Search the records below for the string "avec" and copy each line where it turns up.

[Items listed in a dataset]
-- Opening Marker --
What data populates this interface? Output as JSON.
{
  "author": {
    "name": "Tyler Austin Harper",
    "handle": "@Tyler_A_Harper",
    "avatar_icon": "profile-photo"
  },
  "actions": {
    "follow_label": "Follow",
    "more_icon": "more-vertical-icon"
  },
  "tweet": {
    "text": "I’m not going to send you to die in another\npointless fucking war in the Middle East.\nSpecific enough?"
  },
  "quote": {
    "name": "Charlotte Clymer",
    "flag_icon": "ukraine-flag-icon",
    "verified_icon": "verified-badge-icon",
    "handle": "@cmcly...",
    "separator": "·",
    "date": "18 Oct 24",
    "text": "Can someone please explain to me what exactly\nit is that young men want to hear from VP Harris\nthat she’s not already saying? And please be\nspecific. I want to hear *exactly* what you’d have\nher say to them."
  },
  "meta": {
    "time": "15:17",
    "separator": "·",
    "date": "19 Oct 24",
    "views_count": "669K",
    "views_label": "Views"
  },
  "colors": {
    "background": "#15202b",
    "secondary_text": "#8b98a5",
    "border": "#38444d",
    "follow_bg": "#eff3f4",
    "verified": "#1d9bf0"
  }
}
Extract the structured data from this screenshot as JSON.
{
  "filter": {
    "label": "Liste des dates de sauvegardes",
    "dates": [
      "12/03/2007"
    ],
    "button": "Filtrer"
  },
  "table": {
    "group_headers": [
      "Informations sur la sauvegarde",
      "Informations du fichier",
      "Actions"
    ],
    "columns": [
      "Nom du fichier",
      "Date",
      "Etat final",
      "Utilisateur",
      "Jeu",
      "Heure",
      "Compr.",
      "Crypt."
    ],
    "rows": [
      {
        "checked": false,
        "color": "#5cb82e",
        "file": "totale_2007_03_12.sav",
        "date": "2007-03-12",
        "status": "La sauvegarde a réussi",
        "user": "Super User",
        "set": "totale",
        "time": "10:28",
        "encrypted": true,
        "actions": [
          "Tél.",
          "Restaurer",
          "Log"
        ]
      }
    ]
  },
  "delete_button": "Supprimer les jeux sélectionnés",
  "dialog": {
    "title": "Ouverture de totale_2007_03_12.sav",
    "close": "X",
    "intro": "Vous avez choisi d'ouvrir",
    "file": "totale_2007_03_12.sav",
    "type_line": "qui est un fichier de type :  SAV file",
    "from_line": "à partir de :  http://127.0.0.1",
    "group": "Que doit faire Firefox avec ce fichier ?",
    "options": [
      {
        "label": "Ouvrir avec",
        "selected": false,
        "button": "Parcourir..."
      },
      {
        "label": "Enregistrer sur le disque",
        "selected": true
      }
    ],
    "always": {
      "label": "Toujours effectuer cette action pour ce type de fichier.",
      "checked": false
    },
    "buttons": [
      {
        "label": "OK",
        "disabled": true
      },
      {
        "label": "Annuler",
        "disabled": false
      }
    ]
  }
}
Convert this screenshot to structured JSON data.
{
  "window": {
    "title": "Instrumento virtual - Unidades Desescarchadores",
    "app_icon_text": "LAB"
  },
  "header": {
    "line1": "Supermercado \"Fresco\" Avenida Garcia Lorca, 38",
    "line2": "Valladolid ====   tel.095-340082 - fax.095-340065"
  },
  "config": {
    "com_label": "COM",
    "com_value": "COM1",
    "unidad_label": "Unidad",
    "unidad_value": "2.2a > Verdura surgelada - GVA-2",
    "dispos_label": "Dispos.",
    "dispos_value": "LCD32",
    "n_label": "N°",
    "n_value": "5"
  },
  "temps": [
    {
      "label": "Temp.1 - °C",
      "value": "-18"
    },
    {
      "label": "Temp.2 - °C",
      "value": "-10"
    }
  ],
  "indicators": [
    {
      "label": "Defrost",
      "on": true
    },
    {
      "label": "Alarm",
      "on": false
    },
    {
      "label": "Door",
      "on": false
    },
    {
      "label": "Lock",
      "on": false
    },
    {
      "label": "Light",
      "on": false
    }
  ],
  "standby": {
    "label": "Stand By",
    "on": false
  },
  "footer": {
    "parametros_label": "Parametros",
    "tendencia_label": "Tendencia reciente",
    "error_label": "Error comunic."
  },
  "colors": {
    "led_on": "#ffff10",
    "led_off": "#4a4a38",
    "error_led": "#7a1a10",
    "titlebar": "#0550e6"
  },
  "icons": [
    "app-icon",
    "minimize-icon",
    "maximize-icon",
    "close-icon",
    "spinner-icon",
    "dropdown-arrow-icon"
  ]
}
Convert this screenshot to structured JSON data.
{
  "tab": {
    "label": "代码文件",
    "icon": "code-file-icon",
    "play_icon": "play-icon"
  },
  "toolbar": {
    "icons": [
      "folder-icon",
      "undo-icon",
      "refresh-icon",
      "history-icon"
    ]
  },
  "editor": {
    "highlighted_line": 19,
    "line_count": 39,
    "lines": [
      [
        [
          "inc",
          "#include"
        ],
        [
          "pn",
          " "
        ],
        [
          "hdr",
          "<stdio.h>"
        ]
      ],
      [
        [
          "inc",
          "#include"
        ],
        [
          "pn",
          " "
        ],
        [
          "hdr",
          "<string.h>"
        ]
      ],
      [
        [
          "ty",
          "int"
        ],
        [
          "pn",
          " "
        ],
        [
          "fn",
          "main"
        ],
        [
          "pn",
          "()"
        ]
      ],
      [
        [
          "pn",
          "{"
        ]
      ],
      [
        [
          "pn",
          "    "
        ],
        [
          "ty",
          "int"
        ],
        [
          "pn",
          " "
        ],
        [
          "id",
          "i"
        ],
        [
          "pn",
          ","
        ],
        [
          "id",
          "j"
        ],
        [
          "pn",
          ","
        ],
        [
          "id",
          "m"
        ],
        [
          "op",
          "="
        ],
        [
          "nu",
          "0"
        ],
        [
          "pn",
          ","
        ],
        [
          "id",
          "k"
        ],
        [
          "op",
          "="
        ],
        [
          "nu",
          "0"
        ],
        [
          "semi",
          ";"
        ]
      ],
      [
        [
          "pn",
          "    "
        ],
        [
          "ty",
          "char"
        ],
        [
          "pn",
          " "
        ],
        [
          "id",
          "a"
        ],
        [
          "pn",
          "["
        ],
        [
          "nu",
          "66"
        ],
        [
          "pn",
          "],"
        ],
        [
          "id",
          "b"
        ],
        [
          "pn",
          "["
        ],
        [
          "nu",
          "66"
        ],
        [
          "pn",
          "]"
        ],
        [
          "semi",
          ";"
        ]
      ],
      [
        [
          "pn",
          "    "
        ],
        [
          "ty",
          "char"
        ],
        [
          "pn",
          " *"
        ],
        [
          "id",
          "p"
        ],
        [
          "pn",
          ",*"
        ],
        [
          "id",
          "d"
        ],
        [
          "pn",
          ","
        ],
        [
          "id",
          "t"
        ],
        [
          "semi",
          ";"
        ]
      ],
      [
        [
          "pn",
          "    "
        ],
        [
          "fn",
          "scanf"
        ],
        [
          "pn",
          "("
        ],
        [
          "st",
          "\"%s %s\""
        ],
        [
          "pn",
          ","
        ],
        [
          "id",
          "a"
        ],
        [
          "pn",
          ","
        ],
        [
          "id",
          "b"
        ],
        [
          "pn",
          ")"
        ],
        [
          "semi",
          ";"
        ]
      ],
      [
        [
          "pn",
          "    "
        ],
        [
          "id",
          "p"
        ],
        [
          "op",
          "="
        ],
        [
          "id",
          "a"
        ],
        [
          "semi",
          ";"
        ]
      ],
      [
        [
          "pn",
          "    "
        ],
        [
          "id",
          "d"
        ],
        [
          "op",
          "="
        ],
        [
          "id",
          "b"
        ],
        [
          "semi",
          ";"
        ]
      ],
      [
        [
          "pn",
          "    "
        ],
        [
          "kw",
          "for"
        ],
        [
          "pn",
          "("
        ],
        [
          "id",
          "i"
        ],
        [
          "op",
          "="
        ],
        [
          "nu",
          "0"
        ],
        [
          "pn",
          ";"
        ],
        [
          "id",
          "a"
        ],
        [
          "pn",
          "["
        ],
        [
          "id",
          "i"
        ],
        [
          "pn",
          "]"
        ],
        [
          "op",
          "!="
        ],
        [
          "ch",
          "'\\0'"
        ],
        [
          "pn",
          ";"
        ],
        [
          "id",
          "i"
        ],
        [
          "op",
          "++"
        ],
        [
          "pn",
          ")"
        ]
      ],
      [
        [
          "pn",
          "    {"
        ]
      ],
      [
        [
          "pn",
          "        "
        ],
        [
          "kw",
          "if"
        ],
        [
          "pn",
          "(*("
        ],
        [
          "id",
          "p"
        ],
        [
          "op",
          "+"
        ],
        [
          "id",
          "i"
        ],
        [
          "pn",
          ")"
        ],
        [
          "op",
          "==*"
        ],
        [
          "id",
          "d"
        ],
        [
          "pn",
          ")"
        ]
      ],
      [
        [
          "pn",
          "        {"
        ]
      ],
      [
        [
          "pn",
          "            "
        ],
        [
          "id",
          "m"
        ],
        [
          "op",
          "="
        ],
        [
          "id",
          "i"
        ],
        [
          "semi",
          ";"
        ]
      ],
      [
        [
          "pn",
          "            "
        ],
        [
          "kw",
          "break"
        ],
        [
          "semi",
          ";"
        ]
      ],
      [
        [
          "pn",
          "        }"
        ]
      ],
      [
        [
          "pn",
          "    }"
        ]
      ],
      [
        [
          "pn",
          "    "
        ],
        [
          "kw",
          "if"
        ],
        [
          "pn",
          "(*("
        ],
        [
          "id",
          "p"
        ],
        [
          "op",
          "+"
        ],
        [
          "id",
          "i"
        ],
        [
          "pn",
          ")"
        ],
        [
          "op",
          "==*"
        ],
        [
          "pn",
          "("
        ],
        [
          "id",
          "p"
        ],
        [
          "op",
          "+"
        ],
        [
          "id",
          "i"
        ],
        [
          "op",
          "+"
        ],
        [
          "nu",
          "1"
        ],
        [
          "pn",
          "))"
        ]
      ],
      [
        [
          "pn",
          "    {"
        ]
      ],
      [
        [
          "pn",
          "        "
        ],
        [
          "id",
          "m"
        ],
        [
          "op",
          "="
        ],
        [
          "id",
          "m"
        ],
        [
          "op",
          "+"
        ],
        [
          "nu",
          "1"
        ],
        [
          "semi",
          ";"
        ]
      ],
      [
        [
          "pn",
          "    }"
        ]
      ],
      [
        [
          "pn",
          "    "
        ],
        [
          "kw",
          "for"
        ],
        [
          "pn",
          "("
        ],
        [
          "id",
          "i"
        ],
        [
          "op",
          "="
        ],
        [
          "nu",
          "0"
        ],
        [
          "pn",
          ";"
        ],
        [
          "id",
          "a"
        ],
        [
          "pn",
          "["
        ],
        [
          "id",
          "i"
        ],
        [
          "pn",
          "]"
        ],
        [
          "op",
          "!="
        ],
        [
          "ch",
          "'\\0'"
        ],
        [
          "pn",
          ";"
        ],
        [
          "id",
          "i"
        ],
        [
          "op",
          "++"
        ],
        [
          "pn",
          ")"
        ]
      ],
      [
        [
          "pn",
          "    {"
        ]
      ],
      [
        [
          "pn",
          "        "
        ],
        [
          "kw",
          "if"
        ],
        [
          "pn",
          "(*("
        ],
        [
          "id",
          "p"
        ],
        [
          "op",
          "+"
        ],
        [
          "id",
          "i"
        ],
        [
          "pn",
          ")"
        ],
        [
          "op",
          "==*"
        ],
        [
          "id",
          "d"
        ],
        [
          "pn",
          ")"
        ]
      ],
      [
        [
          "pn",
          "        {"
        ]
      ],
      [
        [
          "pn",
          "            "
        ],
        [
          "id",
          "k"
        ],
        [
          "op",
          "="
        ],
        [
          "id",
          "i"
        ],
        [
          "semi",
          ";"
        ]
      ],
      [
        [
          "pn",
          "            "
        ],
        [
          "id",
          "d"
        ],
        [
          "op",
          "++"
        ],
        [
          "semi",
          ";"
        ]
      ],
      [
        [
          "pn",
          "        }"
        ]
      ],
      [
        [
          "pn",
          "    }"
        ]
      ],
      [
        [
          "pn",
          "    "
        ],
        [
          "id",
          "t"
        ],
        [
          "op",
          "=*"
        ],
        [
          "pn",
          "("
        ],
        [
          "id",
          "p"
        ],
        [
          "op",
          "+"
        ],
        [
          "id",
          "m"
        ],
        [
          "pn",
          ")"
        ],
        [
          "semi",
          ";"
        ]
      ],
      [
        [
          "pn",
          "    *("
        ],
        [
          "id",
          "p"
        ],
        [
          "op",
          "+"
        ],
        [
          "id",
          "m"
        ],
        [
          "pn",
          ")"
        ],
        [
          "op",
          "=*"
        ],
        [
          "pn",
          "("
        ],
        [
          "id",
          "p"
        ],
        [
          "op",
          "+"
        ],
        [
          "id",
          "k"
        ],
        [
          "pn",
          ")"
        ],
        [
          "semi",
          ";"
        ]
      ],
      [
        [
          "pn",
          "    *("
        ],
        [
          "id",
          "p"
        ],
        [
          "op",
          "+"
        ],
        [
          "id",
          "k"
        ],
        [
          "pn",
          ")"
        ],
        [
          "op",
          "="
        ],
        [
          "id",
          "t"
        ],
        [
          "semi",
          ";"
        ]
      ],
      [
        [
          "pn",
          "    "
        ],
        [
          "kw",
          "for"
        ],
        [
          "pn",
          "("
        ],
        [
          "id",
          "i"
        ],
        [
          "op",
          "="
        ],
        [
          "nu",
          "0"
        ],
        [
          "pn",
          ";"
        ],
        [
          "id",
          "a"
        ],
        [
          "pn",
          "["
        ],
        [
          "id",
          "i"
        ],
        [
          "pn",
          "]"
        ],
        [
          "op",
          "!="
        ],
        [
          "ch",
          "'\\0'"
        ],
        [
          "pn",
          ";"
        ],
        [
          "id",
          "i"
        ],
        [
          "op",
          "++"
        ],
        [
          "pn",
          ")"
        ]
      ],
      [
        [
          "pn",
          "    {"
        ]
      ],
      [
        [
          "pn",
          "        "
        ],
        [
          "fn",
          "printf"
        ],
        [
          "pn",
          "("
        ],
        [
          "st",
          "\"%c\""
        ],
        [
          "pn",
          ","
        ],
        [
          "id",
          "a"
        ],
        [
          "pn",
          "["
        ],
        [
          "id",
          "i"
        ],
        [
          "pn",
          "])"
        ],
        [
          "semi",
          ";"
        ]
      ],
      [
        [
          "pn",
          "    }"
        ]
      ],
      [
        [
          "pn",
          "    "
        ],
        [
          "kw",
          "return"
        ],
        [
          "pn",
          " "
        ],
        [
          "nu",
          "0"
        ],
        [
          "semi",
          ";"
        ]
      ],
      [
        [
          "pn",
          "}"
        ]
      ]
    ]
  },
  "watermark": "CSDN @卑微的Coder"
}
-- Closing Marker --
■ ANSWER TO THIS EXERCISE
    "group": "Que doit faire Firefox avec ce fichier ?",
        "label": "Ouvrir avec",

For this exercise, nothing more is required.